Source data
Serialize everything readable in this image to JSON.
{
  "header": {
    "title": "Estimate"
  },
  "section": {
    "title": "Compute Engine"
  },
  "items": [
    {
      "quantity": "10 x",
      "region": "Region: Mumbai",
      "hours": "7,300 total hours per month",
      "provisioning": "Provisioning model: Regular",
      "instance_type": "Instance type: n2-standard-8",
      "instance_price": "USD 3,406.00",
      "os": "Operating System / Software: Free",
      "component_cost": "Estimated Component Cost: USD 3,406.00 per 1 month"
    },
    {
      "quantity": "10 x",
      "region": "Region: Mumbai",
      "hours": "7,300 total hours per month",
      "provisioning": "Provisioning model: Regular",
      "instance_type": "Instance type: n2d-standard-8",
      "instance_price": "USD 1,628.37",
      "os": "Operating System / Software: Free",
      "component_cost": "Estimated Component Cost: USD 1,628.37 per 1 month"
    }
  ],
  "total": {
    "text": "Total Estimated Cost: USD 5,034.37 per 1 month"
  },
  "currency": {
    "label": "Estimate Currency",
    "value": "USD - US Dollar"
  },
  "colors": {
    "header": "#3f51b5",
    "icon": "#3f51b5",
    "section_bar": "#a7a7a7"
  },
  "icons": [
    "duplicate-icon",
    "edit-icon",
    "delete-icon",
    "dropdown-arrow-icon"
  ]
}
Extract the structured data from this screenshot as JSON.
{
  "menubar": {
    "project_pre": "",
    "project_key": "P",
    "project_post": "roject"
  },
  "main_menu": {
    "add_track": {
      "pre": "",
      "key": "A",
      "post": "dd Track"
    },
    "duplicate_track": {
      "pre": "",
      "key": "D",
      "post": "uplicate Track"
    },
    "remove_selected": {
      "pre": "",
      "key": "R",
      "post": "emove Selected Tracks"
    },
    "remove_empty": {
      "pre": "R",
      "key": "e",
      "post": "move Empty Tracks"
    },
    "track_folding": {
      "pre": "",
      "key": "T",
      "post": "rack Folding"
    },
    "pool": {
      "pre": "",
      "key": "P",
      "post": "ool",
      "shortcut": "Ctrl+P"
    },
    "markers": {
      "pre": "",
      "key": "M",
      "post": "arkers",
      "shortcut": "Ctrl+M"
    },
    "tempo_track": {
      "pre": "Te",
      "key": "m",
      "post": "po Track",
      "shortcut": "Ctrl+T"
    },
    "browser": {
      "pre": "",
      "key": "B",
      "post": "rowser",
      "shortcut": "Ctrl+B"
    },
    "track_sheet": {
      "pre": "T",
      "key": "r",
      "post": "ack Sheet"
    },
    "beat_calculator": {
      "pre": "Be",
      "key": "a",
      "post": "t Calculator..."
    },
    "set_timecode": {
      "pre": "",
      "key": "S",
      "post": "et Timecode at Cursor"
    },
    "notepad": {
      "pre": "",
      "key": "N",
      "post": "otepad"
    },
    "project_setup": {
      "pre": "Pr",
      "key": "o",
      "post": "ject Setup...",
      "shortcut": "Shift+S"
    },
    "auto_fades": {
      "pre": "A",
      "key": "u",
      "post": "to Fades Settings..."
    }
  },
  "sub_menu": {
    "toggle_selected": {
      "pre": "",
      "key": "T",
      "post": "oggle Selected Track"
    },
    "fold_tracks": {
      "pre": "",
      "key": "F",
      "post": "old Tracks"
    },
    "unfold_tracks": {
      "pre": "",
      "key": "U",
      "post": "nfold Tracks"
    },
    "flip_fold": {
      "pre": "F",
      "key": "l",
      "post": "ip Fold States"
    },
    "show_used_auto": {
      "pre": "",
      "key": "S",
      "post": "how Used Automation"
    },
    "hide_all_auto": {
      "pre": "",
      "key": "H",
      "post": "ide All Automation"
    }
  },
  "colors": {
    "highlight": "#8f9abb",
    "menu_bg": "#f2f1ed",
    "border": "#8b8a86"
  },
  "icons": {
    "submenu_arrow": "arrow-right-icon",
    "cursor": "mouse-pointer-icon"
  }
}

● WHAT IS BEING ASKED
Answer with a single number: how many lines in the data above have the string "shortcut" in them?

● SOLUTION BELOW
5